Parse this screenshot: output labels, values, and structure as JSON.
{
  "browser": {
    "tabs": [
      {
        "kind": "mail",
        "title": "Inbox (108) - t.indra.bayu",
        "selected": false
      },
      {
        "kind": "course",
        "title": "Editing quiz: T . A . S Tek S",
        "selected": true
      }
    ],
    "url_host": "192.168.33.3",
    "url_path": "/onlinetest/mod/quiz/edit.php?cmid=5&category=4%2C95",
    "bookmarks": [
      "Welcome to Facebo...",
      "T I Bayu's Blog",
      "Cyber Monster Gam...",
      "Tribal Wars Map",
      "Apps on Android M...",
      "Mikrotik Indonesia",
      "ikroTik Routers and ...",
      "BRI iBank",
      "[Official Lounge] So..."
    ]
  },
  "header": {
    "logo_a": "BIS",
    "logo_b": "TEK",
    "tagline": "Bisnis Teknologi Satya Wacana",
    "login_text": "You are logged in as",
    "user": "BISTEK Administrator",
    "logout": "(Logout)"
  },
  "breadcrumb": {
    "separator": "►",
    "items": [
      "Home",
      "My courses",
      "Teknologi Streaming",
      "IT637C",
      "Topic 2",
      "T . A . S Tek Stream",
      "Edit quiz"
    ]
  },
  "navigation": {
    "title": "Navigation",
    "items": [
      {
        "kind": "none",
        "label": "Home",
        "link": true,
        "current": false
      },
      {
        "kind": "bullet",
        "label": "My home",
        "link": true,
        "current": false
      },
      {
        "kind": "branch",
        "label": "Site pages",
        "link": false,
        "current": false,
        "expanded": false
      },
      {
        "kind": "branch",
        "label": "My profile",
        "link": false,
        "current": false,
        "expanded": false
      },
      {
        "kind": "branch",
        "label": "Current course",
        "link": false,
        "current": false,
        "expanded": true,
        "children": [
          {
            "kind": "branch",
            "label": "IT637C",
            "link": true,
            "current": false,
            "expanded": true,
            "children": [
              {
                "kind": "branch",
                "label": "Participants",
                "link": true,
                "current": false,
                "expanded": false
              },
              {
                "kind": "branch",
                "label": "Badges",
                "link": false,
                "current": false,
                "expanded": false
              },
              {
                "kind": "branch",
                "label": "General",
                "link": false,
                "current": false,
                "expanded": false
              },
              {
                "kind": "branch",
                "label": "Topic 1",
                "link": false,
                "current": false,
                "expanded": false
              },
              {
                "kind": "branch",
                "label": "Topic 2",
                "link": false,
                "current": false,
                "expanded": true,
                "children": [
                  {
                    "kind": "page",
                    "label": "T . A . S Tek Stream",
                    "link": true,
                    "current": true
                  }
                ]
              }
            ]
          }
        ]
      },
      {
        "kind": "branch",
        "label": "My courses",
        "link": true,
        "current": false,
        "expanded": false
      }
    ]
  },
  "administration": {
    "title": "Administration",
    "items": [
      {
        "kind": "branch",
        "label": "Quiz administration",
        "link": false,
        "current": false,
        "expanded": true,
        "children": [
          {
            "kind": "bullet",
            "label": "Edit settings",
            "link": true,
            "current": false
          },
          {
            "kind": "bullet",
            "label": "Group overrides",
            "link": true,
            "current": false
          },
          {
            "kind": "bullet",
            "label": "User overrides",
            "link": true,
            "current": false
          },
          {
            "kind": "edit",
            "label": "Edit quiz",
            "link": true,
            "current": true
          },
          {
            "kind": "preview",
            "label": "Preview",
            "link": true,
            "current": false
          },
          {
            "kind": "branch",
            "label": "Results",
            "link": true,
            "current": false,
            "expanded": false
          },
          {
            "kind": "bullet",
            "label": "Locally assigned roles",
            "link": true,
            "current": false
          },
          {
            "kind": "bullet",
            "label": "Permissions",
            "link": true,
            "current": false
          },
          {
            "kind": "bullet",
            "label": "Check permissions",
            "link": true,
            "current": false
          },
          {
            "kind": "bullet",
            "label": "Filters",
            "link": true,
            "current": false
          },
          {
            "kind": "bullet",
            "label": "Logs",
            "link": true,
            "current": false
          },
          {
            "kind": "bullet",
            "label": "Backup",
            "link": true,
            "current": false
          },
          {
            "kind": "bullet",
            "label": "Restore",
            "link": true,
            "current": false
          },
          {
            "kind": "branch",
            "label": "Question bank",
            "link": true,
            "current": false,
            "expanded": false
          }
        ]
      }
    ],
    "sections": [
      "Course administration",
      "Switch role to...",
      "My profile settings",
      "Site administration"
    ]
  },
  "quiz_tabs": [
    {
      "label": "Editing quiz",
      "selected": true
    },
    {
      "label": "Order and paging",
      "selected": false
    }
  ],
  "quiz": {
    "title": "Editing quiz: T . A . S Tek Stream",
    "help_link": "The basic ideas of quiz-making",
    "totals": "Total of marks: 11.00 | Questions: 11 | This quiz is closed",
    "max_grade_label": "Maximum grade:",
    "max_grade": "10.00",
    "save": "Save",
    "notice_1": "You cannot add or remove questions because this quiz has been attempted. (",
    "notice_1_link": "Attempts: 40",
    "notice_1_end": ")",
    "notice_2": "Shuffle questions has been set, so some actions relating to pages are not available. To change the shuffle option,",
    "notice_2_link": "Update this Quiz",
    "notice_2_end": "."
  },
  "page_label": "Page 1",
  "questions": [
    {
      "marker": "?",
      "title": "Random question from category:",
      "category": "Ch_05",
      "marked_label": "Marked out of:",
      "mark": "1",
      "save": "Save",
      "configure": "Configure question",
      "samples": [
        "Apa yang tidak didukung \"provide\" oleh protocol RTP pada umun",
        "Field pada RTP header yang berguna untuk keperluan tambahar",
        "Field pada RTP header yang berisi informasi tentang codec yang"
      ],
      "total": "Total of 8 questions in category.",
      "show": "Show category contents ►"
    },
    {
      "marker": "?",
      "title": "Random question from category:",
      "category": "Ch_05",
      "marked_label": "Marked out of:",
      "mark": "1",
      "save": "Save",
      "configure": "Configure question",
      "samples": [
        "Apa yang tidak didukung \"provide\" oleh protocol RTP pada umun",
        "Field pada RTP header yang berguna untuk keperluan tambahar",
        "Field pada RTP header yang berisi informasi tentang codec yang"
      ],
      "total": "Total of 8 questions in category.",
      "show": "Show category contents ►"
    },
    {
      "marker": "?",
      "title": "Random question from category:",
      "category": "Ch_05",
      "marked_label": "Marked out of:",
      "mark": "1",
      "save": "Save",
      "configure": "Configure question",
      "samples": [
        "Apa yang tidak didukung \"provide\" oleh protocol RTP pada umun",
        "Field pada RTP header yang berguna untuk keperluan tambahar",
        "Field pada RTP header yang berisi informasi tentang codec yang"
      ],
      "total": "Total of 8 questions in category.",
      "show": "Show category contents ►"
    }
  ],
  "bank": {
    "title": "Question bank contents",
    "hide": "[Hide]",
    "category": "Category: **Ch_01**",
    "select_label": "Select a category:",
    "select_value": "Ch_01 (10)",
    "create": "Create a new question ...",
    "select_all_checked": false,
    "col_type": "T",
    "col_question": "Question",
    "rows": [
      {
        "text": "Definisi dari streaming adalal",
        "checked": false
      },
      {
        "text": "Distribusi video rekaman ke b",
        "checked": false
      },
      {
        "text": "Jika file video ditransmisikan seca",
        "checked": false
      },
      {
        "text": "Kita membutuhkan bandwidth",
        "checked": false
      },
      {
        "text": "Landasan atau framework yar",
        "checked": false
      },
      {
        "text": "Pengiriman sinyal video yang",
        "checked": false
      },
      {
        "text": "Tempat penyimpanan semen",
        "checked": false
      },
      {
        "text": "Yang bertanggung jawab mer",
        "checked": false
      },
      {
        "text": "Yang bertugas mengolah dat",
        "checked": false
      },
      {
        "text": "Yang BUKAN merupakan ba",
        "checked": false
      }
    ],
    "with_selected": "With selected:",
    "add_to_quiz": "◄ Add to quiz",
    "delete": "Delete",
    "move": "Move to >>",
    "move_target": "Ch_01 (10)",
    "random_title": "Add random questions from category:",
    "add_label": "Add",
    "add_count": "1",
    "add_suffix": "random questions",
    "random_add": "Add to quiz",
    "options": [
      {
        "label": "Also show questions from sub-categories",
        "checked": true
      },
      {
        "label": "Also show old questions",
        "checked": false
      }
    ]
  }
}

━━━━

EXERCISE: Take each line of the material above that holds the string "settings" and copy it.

THE ANSWER:
            "label": "Edit settings",
      "My profile settings",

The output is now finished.